The South African government has provided some relief by introducing $24 monthly allowances and other social subsidies last year. Nearly 40 percent of all South Africans were still hungry by the end of the year, according to an academic study.
In Duncan Village, the sprawling township in the Eastern Cape province, the economic lifelines of tens of thousands of families have been destroyed.
Before the pandemic, the orange-blue sea of corrugated iron huts and concrete houses buzzed every morning as workers boarded minibuses into the heart of nearby East London. An industrial hub for car assembly plants, textiles and processed food, the city provided stable jobs and steady incomes.
“We always had enough — we had enough,” said Anelisa Langeni, 32, sitting at the kitchen table of the two-bedroom house she shared with her father and twin sister in Duncan Village.
Her father worked as a machine operator in the Mercedes-Benz plant for almost 40 years. By the time he retired, he had saved enough to build two more single-family homes on their lot — rental properties that he hoped would provide some financial stability for his children.
The pandemic has jeopardized those plans. Within weeks of the initial lockdown, tenants lost their jobs and could no longer afford to pay their rent. When Ms. Langeni was fired as a waitress at a seafood restaurant and her sister lost her job at a popular pizzeria, they leaned on their father’s $120 monthly pension.
Then in July he collapsed with a cough and fever and died on the way to hospital from suspected Covid-19.
“I couldn’t breathe when they told me,” said Mrs. Langeni. “My father and everything we had, everything, disappeared.”
Unable to find work, she turned to two elderly neighbors for help. Bought a shared cornmeal and cabbage with her husband’s retirement. The other neighbor offered food every week after her daughter came to visit—often with enough shopping bags to fill the back of her gray Honda minivan.
But when a new coronavirus strain hit this province in November, the first neighbor’s husband died — and his retirement ended. The other’s daughter died of the virus a month later.
“I never thought it would be like this,” said that neighbor, Bukelwa Tshingila, 73, as she wiped her tear-soaked cheeks. Across from her in the kitchen, a portrait of her daughter hung above an empty cupboard.
Two hundred miles to the west, in the Karoo region, the toll of the pandemic has been compounded by a drought extending into the eighth year, turning a landscape once lush with verdant shrubbery into a drab, ashen.
On his 2,400-acre farm in the Karoo, Zolile Hanabe, 70, sees more than just his income drying up. Since he was about 10 years old and his father was forced by the apartheid government to sell the family’s goats, Mr. Hanabe was determined to have his own farm.
In 2011, nearly 20 years after the end of apartheid, he used the savings from his work as a school principal to lease a farm, buying five cattle and ten Boer goats, the same breed his father had raised. They grazed on the bushes and drank from a river that ran across the property.
“I thought, ‘This farm is my legacy, this is what I will pass on to my children,'” he said.
But in 2019 he still rented the farm and as the drought worsened, that river dried up, 11 of his livestock died, the bushes shrivelled.
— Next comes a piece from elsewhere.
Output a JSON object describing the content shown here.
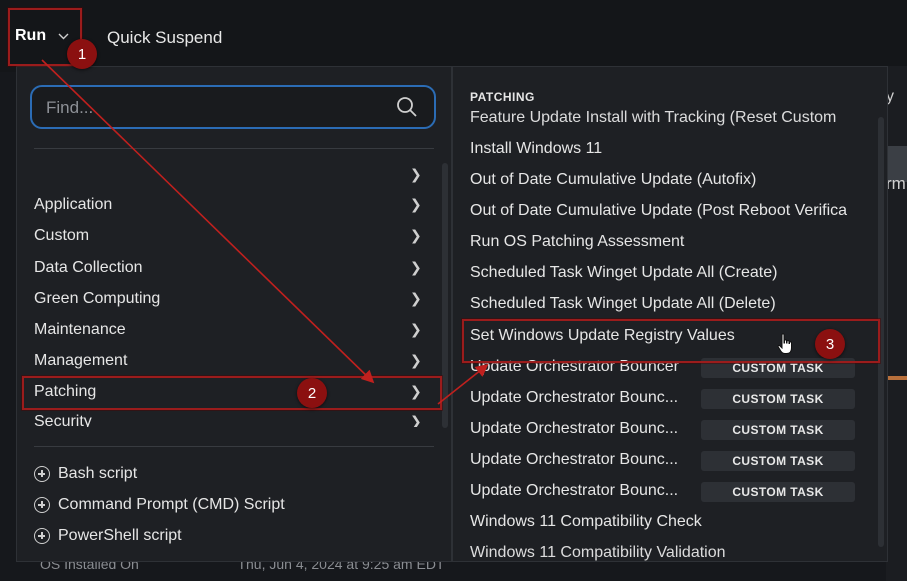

He bought fodder to keep the others alive and cost $560 a month.
The pandemic exacerbated his problems, he said. To reduce the risk of contamination, he fired two of his three farmhands. Feed sellers also cut staff and increased prices, putting even more pressure on his budget.
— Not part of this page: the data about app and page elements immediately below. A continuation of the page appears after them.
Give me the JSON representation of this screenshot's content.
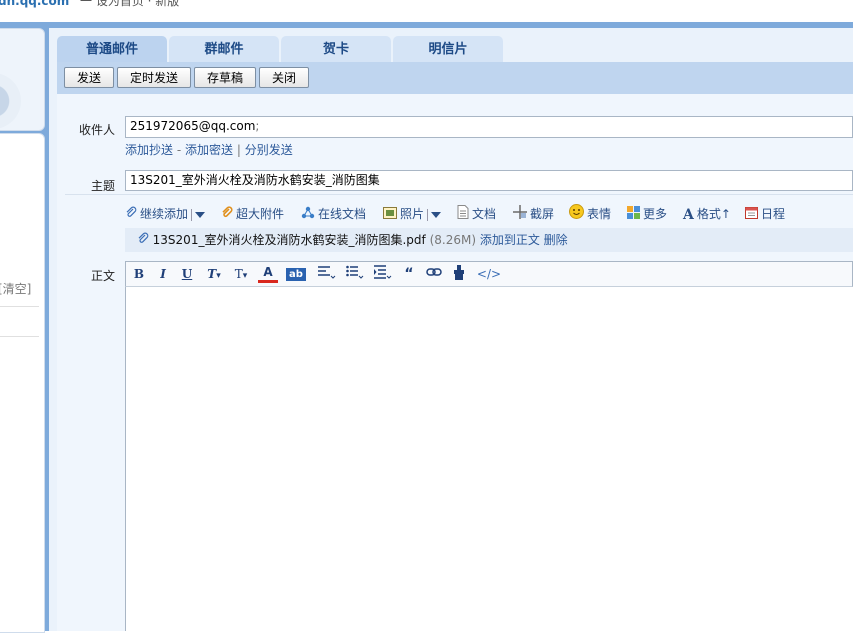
{
  "topbar": {
    "site_fragment": "dn.qq.com",
    "tail_fragment": "一 设为首页 · 新版"
  },
  "left": {
    "clear_link": "[清空]"
  },
  "tabs": [
    {
      "label": "普通邮件",
      "active": true
    },
    {
      "label": "群邮件",
      "active": false
    },
    {
      "label": "贺卡",
      "active": false
    },
    {
      "label": "明信片",
      "active": false
    }
  ],
  "toolbar": {
    "send": "发送",
    "timed_send": "定时发送",
    "save_draft": "存草稿",
    "close": "关闭"
  },
  "form": {
    "to_label": "收件人",
    "to_value": "251972065@qq.com",
    "to_sep": ";",
    "cc_link": "添加抄送",
    "bcc_link": "添加密送",
    "separate_link": "分别发送",
    "subject_label": "主题",
    "subject_value": "13S201_室外消火栓及消防水鹤安装_消防图集",
    "body_label": "正文"
  },
  "attach_bar": {
    "continue_add": "继续添加",
    "big_attach": "超大附件",
    "online_doc": "在线文档",
    "photo": "照片",
    "doc": "文档",
    "screenshot": "截屏",
    "emoji": "表情",
    "more": "更多",
    "format": "格式",
    "format_arrow": "↑",
    "calendar": "日程"
  },
  "attachment": {
    "filename": "13S201_室外消火栓及消防水鹤安装_消防图集.pdf",
    "size": "(8.26M)",
    "add_to_body": "添加到正文",
    "delete": "删除"
  },
  "editor_toolbar": {
    "bold": "B",
    "italic": "I",
    "underline": "U",
    "clear_format": "T",
    "font_size": "T",
    "font_color": "A",
    "bg_color": "ab",
    "quote": "“",
    "code": "</>"
  },
  "colors": {
    "accent": "#7eaadb",
    "link": "#2d5a9a",
    "tab_text": "#1d4a86",
    "toolbar_bg": "#bfd5ef"
  }
}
“Maybe I can survive one of these crises,” said Mr. Hanabe. “But both?”